So, we know a link between madness and creative genius exists, but what mechanisms underlie this relationship? Psychologists are currently still investigating the matter, but in September 2013 neuroscientist Andreas Fink and his colleagues at the University of Graz in Austria made some interesting headway. Their study, which compared the brains of creative people and people living with schizotypy (a less-severe manifestation of the basic mental patterns which underlie schizophrenia) found that those who scored high in schizotypy and those who scored highest on originality shared similar brain activity. Notably, the right precuneus (a part of the brain involved in attention and focus) was particularly activated during times of idea generation. In simple terms, this means that the brains of those creatives with high levels of schizotypy absorb much more information and have brains which refuse to filter out extraneous details.
According to Scott Barry Kaufman, an American psychologist and writer for Scientific American, “It seems that the key to creative cognition is opening up the flood gates and letting in as much information as possible… Because you never know: sometimes the most bizarre associations can turn into the most productively creative ideas.”
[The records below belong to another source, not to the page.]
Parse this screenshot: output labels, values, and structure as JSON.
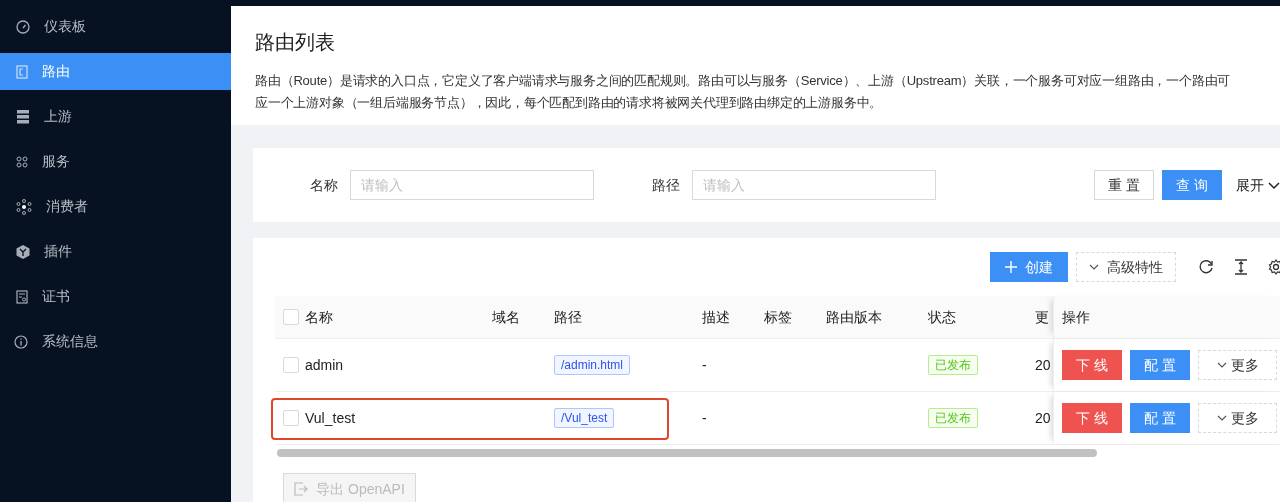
{
  "sidebar": {
    "items": [
      {
        "label": "仪表板",
        "selected": false
      },
      {
        "label": "路由",
        "selected": true
      },
      {
        "label": "上游",
        "selected": false
      },
      {
        "label": "服务",
        "selected": false
      },
      {
        "label": "消费者",
        "selected": false
      },
      {
        "label": "插件",
        "selected": false
      },
      {
        "label": "证书",
        "selected": false
      },
      {
        "label": "系统信息",
        "selected": false
      }
    ]
  },
  "header": {
    "title": "路由列表",
    "description": [
      "路由（Route）是请求的入口点，它定义了客户端请求与服务之间的匹配规则。路由可以与服务（Service）、上游（Upstream）关联，一个服务可对应一组路由，一个路由可",
      "应一个上游对象（一组后端服务节点），因此，每个匹配到路由的请求将被网关代理到路由绑定的上游服务中。"
    ]
  },
  "search": {
    "fields": [
      {
        "label": "名称",
        "placeholder": "请输入"
      },
      {
        "label": "路径",
        "placeholder": "请输入"
      }
    ],
    "reset": "重 置",
    "query": "查 询",
    "expand": "展开"
  },
  "toolbar": {
    "create": "创建",
    "advanced": "高级特性"
  },
  "table": {
    "all_checked": false,
    "columns": [
      "名称",
      "域名",
      "路径",
      "描述",
      "标签",
      "路由版本",
      "状态",
      "更",
      "操作"
    ],
    "rows": [
      {
        "checked": false,
        "name": "admin",
        "path": "/admin.html",
        "desc": "-",
        "status": "已发布",
        "update": "20",
        "highlighted": false,
        "actions": [
          "下 线",
          "配 置",
          "更多"
        ]
      },
      {
        "checked": false,
        "name": "Vul_test",
        "path": "/Vul_test",
        "desc": "-",
        "status": "已发布",
        "update": "20",
        "highlighted": true,
        "actions": [
          "下 线",
          "配 置",
          "更多"
        ]
      }
    ]
  },
  "export": "导出 OpenAPI"
}
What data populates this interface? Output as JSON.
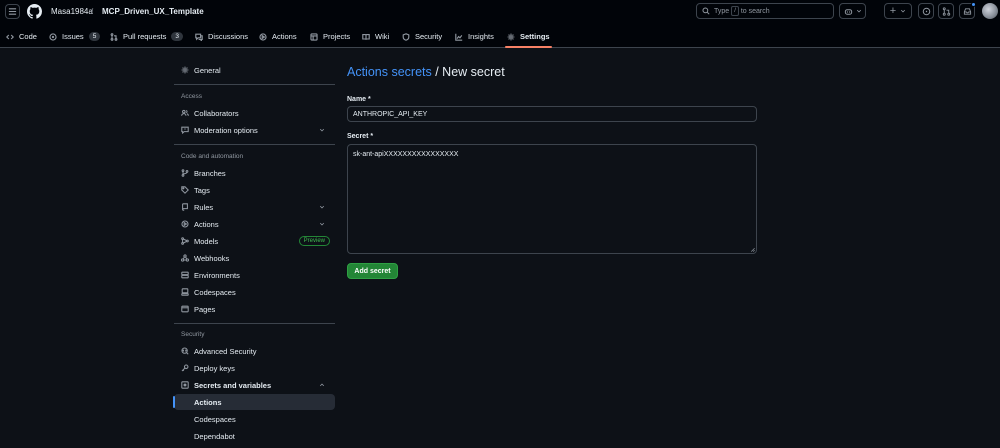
{
  "header": {
    "owner": "Masa1984a",
    "separator": "/",
    "repo": "MCP_Driven_UX_Template",
    "search_prefix": "Type",
    "search_key": "/",
    "search_suffix": "to search",
    "add_label": "+"
  },
  "tabs": [
    {
      "label": "Code",
      "icon": "code-icon"
    },
    {
      "label": "Issues",
      "icon": "issue-icon",
      "count": "5"
    },
    {
      "label": "Pull requests",
      "icon": "pull-request-icon",
      "count": "3"
    },
    {
      "label": "Discussions",
      "icon": "discussion-icon"
    },
    {
      "label": "Actions",
      "icon": "play-icon"
    },
    {
      "label": "Projects",
      "icon": "table-icon"
    },
    {
      "label": "Wiki",
      "icon": "book-icon"
    },
    {
      "label": "Security",
      "icon": "shield-icon"
    },
    {
      "label": "Insights",
      "icon": "graph-icon"
    },
    {
      "label": "Settings",
      "icon": "gear-icon",
      "selected": true
    }
  ],
  "sidebar": {
    "general": "General",
    "access_heading": "Access",
    "collaborators": "Collaborators",
    "moderation": "Moderation options",
    "code_heading": "Code and automation",
    "branches": "Branches",
    "tags": "Tags",
    "rules": "Rules",
    "actions": "Actions",
    "models": "Models",
    "models_badge": "Preview",
    "webhooks": "Webhooks",
    "environments": "Environments",
    "codespaces": "Codespaces",
    "pages": "Pages",
    "security_heading": "Security",
    "advanced_security": "Advanced Security",
    "deploy_keys": "Deploy keys",
    "secrets_variables": "Secrets and variables",
    "sub_actions": "Actions",
    "sub_codespaces": "Codespaces",
    "sub_dependabot": "Dependabot"
  },
  "main": {
    "breadcrumb_link": "Actions secrets",
    "breadcrumb_rest": " / New secret",
    "name_label": "Name *",
    "name_value": "ANTHROPIC_API_KEY",
    "secret_label": "Secret *",
    "secret_value": "sk-ant-apiXXXXXXXXXXXXXXXX",
    "submit_label": "Add secret"
  },
  "colors": {
    "background": "#0d1117",
    "header": "#010409",
    "accent_link": "#4493f8",
    "primary_button": "#238636",
    "selected_tab_underline": "#f78166"
  }
}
Not all creatives suffer from this predisposition to mental illness, however; Kyaga states that, interestingly, dancers, directors, and visual artists have a lower incidence of mental illnesses than the general population. and, of course, degrees of mental illness among creatives also vary greatly by individual; while many great artists do indeed “suffer for their art”, not everyone who is artistically gifted is doomed to a life similar to Van Gogh’s.